After spending all that money on your wedding day, the thought of not loving your services is a tough pill to swallow. If you don’t love what you’re seeing as samples or during a trial, speak up! Ask for different flowers, changes to your hair or makeup, or a different cake and frosting combination. Not sure your vendor can handle it? Don’t be afraid to ask to consult with the owner of the company, instead—especially because the boss should know if one of their employees isn’t cutting it. If your wedding day rolls around and things don’t go the way you wanted, check your contract, and then say something to the vendor.

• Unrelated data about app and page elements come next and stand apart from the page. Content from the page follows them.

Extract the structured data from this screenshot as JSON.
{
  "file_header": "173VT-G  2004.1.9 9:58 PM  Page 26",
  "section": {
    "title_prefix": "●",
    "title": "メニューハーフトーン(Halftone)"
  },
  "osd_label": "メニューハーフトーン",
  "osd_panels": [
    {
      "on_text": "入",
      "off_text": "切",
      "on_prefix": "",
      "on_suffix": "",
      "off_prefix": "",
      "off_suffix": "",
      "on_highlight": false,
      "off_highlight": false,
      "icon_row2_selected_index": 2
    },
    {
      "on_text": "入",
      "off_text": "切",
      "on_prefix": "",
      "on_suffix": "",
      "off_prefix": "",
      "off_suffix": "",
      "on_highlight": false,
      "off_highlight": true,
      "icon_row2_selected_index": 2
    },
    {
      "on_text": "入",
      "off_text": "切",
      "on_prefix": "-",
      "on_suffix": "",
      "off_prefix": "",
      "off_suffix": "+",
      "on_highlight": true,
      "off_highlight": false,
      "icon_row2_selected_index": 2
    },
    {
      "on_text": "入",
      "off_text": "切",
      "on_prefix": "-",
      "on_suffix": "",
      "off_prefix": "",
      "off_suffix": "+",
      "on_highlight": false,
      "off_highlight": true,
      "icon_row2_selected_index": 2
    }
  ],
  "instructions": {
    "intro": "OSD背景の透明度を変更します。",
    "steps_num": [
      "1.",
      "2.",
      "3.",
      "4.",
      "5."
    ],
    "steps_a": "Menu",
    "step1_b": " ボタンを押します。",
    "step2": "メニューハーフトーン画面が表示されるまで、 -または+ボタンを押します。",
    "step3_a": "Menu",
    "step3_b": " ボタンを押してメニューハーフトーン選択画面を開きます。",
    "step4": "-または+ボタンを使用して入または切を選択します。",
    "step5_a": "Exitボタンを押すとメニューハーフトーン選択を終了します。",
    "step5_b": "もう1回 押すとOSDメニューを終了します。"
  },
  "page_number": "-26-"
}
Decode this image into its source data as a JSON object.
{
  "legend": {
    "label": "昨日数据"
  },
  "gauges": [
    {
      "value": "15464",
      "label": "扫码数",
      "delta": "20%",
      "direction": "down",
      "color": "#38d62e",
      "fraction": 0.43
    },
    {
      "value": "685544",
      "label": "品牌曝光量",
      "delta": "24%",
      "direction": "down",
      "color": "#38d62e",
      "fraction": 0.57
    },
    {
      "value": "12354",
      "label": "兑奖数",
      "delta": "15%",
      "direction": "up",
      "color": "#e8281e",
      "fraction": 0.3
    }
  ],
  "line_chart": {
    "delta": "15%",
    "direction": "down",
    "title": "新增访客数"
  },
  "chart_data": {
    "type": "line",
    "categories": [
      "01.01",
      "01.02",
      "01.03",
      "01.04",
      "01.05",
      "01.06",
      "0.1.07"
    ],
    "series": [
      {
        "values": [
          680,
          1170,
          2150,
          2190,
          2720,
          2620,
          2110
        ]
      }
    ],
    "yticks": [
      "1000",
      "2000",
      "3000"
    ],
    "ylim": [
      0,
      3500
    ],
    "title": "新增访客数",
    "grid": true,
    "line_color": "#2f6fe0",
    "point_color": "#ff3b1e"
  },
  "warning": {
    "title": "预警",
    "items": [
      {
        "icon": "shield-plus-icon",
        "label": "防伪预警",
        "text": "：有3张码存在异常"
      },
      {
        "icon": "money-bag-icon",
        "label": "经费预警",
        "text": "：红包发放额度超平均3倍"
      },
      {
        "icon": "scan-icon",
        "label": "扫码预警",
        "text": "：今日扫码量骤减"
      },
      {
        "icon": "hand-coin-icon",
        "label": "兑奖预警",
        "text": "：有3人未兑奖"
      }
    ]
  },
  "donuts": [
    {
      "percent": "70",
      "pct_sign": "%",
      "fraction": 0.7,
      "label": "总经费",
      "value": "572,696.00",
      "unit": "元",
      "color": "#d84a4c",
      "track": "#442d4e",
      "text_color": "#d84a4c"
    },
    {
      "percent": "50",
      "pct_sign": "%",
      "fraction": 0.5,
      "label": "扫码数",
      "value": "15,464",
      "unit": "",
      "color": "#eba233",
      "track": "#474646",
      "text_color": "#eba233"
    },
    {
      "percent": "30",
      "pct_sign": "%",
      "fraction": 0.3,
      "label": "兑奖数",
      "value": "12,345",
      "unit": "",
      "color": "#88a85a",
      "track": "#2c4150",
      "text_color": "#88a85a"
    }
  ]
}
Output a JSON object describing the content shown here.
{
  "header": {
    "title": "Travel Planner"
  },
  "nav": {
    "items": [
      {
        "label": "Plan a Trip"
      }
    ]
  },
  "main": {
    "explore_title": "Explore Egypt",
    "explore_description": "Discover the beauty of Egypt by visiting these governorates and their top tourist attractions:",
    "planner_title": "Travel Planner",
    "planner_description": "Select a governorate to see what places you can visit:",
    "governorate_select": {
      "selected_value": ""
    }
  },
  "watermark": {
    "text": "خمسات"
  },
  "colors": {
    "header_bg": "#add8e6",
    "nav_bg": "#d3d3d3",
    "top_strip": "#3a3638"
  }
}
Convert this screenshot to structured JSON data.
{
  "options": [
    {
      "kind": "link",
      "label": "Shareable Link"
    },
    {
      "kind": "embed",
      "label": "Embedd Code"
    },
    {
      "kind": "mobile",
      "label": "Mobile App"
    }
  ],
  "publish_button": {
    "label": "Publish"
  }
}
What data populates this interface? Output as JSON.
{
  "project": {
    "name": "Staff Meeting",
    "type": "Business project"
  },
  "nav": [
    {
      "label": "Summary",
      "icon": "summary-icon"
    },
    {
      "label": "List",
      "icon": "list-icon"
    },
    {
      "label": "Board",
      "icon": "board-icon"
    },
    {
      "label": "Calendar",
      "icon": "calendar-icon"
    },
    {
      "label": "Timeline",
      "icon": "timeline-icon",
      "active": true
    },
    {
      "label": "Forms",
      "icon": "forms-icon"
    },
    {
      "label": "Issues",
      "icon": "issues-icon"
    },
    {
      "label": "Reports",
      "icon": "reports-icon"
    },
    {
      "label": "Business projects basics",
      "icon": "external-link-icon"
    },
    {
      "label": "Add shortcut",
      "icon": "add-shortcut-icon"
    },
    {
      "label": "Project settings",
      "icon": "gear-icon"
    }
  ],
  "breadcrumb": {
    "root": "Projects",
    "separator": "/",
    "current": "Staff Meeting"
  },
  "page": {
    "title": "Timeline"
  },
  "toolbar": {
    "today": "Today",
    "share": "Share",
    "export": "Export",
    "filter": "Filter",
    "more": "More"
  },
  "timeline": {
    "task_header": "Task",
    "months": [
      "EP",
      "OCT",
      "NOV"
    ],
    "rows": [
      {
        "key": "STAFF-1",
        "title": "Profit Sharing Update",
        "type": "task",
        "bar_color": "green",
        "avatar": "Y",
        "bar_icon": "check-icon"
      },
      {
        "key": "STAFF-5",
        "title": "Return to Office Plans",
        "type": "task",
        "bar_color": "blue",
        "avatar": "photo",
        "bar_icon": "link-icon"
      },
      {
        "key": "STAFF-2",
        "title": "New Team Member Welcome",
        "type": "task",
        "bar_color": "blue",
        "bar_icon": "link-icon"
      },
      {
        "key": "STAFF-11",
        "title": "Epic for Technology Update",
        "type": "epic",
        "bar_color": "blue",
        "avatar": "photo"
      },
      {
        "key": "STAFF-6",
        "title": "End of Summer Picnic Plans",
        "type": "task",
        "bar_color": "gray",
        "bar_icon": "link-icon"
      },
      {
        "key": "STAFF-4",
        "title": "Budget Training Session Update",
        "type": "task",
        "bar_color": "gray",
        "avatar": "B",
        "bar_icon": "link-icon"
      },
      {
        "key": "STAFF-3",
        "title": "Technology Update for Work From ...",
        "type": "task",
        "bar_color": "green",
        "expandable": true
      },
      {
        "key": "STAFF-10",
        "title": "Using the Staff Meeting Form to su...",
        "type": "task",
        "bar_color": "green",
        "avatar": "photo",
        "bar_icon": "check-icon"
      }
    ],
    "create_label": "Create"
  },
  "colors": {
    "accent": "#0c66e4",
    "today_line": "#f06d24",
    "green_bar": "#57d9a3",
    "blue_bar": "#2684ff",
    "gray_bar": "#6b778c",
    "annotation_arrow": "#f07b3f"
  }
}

If they billed you for huge, flowing centerpieces, and you got bud vases, you should be reimbursed. And if someone was unprofessional or didn’t show up at all, you definitely have recourse. Schedule a meeting, and bring along photos of the event if they’re relevant. Know your rights and where you stand, and be prepared to negotiate.